There are times that you’re just not going to be happy with your work. It’s important when you feel this way that you don’t quit. I’ve spoken with many, many talented photographers in the past year. All of them with varying styles, experience levels, and social media followings ranging from 1k to over one million. No one is immune to self-doubt. One day you’ll be really proud of your work, the next day you’ll get down on yourself and want to give up. Remember: it’s this creative drive that keeps pushing us to improve. Without it, there would be no point to doing what we do. Celebrate the moments where you feel proud of how far you’ve come. Let your progress propel you forward. And if you’re ever feeling down about your art, remember that there are people out there looking at your work hoping to get to your level one day.

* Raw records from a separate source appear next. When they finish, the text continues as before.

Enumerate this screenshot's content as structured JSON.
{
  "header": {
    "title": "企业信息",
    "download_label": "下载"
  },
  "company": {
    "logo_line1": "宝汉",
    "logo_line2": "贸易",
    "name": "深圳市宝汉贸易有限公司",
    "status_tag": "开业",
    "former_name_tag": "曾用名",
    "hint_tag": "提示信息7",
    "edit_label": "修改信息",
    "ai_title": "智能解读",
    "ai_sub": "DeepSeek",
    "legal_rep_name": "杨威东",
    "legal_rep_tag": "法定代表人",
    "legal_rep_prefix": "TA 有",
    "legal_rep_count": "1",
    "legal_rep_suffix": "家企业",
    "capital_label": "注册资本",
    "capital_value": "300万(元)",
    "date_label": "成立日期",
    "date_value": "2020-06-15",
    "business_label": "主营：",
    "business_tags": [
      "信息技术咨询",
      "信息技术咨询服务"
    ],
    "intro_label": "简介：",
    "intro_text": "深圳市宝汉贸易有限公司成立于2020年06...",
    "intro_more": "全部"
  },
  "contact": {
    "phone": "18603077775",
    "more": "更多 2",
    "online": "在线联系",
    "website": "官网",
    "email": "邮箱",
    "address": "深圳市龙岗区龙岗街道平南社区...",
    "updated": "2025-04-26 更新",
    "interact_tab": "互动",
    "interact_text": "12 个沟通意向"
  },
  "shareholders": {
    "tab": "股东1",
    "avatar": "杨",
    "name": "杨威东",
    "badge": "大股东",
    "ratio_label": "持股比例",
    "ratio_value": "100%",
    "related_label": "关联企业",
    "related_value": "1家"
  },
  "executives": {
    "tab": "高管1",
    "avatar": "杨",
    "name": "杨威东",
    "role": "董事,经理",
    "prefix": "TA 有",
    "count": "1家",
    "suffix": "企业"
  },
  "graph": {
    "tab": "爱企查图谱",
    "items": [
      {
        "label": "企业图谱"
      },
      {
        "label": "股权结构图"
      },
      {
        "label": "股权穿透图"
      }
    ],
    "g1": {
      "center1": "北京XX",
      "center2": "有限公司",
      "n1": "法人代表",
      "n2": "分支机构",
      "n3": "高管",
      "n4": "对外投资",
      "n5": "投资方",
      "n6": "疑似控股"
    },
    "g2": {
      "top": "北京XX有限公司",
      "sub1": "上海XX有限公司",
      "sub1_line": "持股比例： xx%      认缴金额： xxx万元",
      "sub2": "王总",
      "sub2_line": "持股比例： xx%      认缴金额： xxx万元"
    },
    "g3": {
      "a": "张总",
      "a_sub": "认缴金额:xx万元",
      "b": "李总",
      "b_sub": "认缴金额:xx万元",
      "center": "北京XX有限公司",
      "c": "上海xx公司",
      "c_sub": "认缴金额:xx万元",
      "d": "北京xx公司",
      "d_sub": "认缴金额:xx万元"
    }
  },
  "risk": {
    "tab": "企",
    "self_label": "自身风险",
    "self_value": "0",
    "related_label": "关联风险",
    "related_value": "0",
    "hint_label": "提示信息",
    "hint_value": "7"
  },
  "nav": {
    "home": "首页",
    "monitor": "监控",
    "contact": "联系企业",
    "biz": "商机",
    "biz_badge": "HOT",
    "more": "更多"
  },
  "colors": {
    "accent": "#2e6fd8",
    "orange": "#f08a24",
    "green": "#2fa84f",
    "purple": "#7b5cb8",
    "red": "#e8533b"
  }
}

Change your perspective

A few months ago I met up with another young photographer who was interested in getting into portrait photography. He specialized in cityscapes and street photography, which coincidentally was something I was interested in learning more about. When we got together to go shooting, I noticed that he took many of his photos while crouched low to the ground, something that I rarely did, if ever. During our urban exploration, I also noticed that he would stop, gaze, and photograph things I would have never thought twice about. Corners of rooftops, the reflection of the clocktower through a store window, the expressions of children as they stared in fascination at a store worker making fudge at a dessert shop. Later, once he edited those photos and showed them to me, I was completely blown away. These were more than just photos, they were visual stories.

Sometimes we just need to change our perspective. We’re so used to looking at life through the same lens that we can miss the beauty around us. Now I realize that magic is everywhere, it’s just up to us to capture it.